◆ **Records**
>>>>

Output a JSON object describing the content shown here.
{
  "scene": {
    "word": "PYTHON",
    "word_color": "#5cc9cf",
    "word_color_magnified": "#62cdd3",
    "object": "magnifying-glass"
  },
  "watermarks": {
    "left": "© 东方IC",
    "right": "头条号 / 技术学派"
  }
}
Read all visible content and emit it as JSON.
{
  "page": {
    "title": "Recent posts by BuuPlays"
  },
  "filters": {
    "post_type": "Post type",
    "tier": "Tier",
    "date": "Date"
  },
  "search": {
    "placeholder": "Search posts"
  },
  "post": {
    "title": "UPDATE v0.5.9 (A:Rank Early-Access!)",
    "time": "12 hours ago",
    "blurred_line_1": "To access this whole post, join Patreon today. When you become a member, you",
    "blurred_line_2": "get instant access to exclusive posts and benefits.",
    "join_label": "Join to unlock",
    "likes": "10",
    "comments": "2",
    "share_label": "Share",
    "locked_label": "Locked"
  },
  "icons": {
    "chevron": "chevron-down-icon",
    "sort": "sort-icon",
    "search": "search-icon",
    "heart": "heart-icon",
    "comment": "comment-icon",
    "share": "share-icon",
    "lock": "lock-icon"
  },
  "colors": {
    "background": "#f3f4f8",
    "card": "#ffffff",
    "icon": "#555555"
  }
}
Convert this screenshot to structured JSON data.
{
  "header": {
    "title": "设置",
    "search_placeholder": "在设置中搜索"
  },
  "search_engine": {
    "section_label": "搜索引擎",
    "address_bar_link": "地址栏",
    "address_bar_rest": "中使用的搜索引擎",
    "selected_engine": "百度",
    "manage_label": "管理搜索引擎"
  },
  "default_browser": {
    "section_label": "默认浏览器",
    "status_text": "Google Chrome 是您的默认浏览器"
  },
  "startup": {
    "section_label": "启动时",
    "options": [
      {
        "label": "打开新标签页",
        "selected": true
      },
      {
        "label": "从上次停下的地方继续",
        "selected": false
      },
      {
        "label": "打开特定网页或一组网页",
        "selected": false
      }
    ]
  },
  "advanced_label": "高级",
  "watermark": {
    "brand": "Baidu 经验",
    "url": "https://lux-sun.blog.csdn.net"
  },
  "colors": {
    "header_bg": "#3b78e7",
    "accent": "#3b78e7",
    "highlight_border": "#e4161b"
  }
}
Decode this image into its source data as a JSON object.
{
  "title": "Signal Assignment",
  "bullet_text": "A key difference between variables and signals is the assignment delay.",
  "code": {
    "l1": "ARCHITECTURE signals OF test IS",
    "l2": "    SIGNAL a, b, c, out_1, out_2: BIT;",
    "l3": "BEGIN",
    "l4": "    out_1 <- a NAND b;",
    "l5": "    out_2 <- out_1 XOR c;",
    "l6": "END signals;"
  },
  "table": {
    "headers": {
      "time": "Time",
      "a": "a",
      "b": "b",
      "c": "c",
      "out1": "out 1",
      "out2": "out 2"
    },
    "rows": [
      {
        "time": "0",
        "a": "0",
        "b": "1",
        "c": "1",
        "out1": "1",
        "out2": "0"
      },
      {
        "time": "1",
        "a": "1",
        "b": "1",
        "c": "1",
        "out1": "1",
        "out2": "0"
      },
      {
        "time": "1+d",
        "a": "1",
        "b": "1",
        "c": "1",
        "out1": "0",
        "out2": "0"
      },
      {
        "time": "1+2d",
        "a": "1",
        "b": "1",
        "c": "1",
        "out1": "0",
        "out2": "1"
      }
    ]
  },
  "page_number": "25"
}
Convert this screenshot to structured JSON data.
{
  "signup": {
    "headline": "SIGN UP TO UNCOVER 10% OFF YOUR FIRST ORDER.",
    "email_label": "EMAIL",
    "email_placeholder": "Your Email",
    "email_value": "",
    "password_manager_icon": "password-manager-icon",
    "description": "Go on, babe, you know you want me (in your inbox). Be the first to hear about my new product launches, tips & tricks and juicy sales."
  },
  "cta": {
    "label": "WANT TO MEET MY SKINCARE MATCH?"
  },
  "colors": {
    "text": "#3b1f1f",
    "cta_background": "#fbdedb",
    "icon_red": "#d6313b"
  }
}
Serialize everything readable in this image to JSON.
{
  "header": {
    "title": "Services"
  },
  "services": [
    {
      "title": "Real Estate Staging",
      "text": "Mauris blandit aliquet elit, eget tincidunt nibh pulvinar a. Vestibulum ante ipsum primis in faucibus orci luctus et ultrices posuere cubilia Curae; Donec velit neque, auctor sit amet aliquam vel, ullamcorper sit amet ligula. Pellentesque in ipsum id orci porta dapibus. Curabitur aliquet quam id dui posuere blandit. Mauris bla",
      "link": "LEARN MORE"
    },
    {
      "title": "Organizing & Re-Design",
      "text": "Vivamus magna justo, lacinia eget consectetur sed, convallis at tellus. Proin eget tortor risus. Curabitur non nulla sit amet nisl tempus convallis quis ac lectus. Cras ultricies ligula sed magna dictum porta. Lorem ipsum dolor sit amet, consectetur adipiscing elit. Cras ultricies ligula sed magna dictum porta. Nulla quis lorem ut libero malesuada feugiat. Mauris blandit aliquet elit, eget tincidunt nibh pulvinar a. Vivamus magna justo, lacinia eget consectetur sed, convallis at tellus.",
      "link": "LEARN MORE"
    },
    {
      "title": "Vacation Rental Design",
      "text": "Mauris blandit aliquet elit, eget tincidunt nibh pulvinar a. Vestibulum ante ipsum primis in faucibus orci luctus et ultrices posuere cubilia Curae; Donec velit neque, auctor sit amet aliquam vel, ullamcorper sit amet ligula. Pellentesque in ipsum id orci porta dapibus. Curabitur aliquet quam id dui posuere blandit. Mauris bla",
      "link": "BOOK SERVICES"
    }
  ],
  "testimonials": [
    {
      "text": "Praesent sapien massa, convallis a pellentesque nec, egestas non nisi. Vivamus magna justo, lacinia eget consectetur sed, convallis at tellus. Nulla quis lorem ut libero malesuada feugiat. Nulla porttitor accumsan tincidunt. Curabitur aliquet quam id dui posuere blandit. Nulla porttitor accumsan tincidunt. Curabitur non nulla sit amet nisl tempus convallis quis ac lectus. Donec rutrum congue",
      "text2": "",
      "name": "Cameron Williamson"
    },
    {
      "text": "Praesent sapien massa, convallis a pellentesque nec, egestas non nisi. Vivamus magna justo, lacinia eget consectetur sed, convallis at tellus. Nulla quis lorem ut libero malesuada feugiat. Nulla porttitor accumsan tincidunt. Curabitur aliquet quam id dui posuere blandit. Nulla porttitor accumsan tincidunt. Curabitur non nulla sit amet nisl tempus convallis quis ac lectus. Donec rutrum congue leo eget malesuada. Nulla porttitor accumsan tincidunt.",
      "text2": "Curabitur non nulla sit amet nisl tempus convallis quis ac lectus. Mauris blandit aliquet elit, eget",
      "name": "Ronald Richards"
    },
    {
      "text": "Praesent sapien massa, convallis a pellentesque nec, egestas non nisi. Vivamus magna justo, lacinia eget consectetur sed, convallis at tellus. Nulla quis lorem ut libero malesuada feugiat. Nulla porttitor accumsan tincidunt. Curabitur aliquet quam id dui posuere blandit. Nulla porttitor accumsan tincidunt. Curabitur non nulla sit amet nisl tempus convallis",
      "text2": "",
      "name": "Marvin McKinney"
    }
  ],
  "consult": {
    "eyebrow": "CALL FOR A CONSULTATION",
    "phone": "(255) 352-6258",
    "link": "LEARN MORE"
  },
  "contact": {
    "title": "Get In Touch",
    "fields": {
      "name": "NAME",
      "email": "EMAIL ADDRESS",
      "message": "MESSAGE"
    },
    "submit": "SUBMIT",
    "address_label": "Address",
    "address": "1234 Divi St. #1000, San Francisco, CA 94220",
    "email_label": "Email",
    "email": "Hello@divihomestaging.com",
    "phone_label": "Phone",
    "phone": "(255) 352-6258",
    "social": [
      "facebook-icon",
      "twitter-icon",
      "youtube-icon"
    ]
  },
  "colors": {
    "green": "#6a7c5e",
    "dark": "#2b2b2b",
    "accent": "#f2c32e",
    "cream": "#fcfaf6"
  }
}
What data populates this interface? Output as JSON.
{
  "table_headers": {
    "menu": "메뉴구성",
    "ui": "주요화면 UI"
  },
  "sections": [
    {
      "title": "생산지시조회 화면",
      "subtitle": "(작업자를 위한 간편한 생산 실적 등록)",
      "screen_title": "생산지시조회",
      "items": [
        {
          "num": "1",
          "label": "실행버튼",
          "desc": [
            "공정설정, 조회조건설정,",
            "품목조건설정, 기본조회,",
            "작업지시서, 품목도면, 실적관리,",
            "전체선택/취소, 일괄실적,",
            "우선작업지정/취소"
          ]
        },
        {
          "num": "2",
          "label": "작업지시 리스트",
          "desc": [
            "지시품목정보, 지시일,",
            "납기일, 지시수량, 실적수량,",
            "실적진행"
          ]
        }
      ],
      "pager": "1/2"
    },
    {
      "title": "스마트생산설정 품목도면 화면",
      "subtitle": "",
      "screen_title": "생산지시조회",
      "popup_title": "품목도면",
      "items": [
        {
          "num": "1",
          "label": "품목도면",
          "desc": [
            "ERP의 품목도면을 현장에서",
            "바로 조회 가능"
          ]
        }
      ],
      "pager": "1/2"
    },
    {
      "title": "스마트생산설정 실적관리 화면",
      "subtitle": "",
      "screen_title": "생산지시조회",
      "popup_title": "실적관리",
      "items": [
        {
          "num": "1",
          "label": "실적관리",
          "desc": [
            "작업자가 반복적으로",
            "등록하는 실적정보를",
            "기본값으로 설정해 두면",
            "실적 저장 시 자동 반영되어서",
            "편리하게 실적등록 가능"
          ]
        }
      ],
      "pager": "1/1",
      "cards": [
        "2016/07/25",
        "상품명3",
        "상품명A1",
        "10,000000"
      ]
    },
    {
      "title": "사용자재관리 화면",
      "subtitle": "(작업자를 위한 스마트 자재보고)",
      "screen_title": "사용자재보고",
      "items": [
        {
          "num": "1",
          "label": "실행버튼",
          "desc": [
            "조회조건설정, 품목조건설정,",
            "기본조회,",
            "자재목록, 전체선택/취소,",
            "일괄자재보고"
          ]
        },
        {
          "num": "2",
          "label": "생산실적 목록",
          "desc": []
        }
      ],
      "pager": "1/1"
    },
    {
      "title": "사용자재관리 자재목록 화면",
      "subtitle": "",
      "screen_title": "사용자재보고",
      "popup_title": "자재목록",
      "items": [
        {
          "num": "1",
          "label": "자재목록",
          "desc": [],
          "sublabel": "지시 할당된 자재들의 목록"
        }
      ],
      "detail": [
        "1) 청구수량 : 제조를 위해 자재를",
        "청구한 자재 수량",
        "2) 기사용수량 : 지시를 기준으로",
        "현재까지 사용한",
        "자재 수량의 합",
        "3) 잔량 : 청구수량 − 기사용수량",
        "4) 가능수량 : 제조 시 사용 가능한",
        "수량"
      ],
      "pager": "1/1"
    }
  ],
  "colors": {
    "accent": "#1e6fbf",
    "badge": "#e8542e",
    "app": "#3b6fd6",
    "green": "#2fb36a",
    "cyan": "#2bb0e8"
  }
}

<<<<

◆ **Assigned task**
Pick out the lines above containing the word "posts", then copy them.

◆ **Answer space**
    "title": "Recent posts by BuuPlays"
    "placeholder": "Search posts"
    "blurred_line_2": "get instant access to exclusive posts and benefits.",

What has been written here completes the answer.